The most alarming and confronting statistic I have read since becoming an MP is that only 58 per cent of our children are attending school regularly – meaning more than 90 per cent of the time.
Irrespective of Covid-19, attendance has been on a downward trajectory for the last four years. It’s a massive challenge for schools with 300,000 children not attending school regularly. Lots of talk and concern from this government is not the same as implementing real actions to drastically improve attendance results.
There clearly are insufficient consequences for schools and parents when children are truant. Instead we’re creating, as my colleague Paul Goldsmith has said, “a culture of excuses” that focus too much on trying to make schools attractive to students, rather than on the consequences for non-attendance. Of course, parents are critical to this problem and need to make sure that their kids are getting to school. It is part of their responsibility as a citizen.
The No.1 job has to be getting our children to school and attending regularly before we work out what and how to teach them. However, there have been a number of worrying international reports and surveys highlighting our declining primary and secondary students’ educational performance. As a result, our international rankings in reading, maths and science have slipped, in some cases markedly.
New Zealand’s ranking in reading literacy fell from 13 to 30 out of 41 countries between 2001 and 2016, our maths achievement in 2019 ranked 30 out of the 32 OECD countries, and our relative science achievement was similarly poor with a ranking of 29 out of 32 OECD countries.
Yet, while we could always spend more, it really is not an investment issue. At the same time, New Zealand’s per-pupil education spending on primary and secondary students has increased substantially, both in absolute and relative terms.
One important factor to our significant decline in educational achievement might be the child-centred philosophy that has taken root within New Zealand’s education system. The current teaching philosophy says students should be leading their own learning and teachers only facilitate rather than lead and instruct directly from the front of the classroom.
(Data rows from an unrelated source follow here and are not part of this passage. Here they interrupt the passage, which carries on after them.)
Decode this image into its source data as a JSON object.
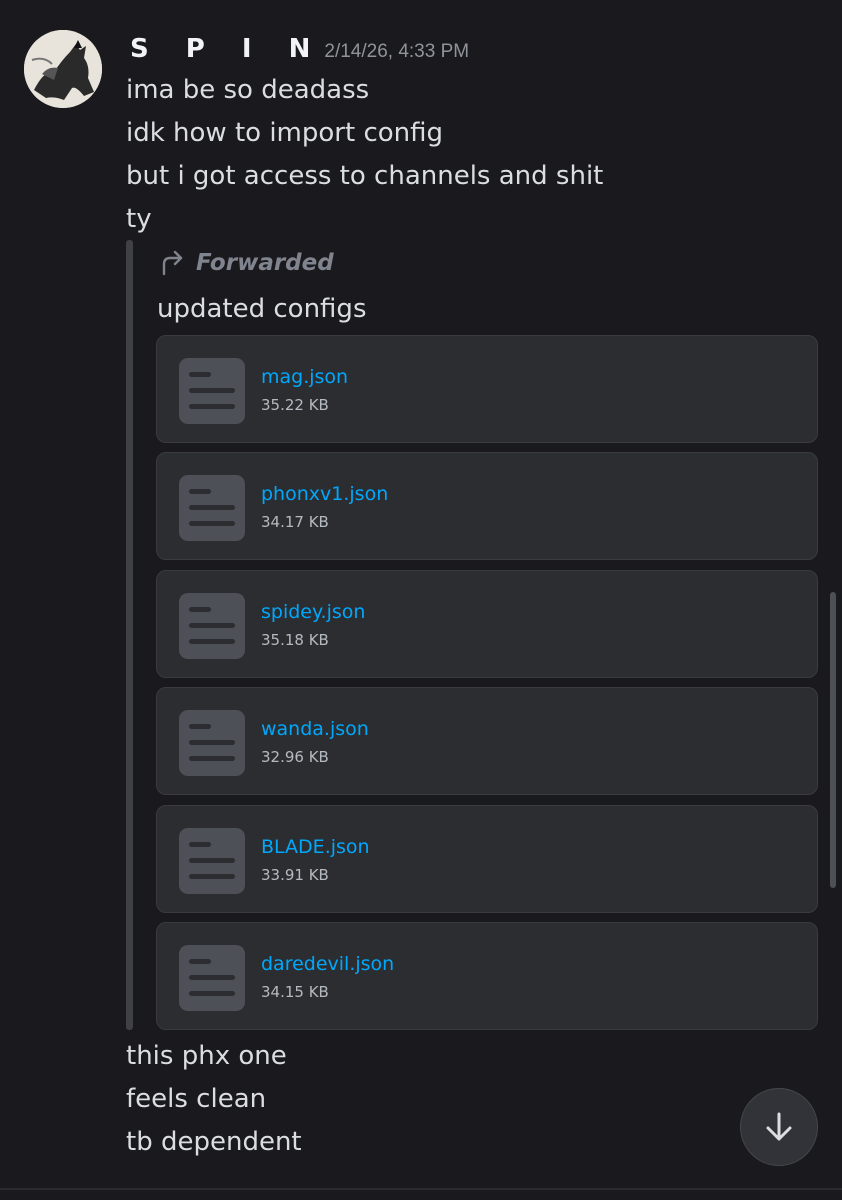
{
  "message": {
    "author": "S P I N",
    "timestamp": "2/14/26, 4:33 PM",
    "lines_before": [
      "ima be so deadass",
      "idk how to import config",
      "but i got access to channels and shit",
      "ty"
    ],
    "forward": {
      "label": "Forwarded",
      "icon": "forward-arrow-icon",
      "text": "updated configs",
      "attachments": [
        {
          "name": "mag.json",
          "size": "35.22 KB"
        },
        {
          "name": "phonxv1.json",
          "size": "34.17 KB"
        },
        {
          "name": "spidey.json",
          "size": "35.18 KB"
        },
        {
          "name": "wanda.json",
          "size": "32.96 KB"
        },
        {
          "name": "BLADE.json",
          "size": "33.91 KB"
        },
        {
          "name": "daredevil.json",
          "size": "34.15 KB"
        }
      ]
    },
    "lines_after": [
      "this phx one",
      "feels clean",
      "tb dependent"
    ]
  },
  "ui": {
    "jump_button_icon": "arrow-down-icon",
    "file_icon": "document-icon"
  },
  "colors": {
    "background": "#1a1a1e",
    "card": "#2b2d31",
    "link": "#00a8fc",
    "text": "#dbdee1",
    "muted": "#80848e"
  }
}
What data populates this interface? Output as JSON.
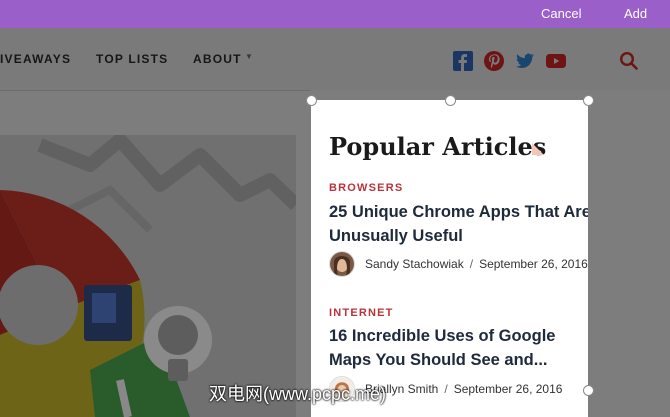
{
  "capture_bar": {
    "cancel_label": "Cancel",
    "add_label": "Add",
    "color": "#9a5fc9"
  },
  "nav": {
    "items": [
      "IVEAWAYS",
      "TOP LISTS",
      "ABOUT"
    ],
    "social_icons": [
      "facebook-icon",
      "pinterest-icon",
      "twitter-icon",
      "youtube-icon"
    ],
    "search_icon": "search-icon"
  },
  "widget": {
    "title": "Popular Articles",
    "articles": [
      {
        "category": "BROWSERS",
        "title": "25 Unique Chrome Apps That Are Unusually Useful",
        "author": "Sandy Stachowiak",
        "separator": "/",
        "date": "September 26, 2016"
      },
      {
        "category": "INTERNET",
        "title": "16 Incredible Uses of Google Maps You Should See and...",
        "author": "Briallyn Smith",
        "separator": "/",
        "date": "September 26, 2016"
      }
    ],
    "category_color": "#b8343b"
  },
  "watermark": "双电网(www.pcpc.me)"
}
My personal view is that we must move away from a child-centred learning philosophy towards evidence-based teacher-lead instruction. This change should be supported by mandatory standardised national assessment and a new national curriculum based on disciplinary knowledge, not competencies.
New Zealand’s rapidly falling international performance in the basics of reading, maths and science should be extremely concerning for all of us. I worry, not because of a graph on a league table, but because of the strong link between educational attainment and higher wages.
Higher wages and greater job opportunities underpin the choices that New Zealand families have in how they live their lives. I want those choices to be better for more New Zealand families.
- Christopher Luxon, MP for Botany